(Data records)
Content starts

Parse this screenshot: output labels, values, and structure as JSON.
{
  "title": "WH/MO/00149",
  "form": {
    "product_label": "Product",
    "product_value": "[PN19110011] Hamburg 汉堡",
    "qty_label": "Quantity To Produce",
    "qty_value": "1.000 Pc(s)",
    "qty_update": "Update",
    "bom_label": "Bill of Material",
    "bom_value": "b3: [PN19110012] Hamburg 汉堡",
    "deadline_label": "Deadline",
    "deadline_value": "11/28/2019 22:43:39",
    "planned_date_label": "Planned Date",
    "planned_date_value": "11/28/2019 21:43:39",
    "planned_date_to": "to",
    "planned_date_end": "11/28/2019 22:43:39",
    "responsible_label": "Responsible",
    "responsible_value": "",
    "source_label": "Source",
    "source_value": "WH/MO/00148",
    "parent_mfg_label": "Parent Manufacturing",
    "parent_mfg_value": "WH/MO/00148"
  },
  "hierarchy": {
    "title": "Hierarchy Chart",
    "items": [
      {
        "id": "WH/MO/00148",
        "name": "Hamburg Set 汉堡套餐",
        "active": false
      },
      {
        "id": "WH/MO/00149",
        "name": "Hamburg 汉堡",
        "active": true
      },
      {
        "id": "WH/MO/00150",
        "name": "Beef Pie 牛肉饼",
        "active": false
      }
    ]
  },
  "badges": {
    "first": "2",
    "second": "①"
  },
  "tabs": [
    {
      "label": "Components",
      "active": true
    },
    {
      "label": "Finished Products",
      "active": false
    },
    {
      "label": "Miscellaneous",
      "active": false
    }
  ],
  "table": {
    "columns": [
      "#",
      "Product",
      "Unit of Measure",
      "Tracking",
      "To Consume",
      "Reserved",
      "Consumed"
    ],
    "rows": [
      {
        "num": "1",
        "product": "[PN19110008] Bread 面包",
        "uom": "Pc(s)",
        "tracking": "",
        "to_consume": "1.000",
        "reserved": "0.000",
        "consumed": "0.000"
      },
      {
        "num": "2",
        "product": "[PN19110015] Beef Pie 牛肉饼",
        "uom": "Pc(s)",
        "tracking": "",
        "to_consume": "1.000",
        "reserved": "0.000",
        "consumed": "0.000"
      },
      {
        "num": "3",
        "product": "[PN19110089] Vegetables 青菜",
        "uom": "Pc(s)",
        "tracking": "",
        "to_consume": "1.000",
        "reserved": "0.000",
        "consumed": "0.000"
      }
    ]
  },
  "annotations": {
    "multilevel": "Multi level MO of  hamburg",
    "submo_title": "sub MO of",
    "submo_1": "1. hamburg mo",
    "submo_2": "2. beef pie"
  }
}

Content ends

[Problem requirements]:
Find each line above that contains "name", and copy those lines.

[Response to this exercise]:
        "name": "Hamburg Set 汉堡套餐",
        "name": "Hamburg 汉堡",
        "name": "Beef Pie 牛肉饼",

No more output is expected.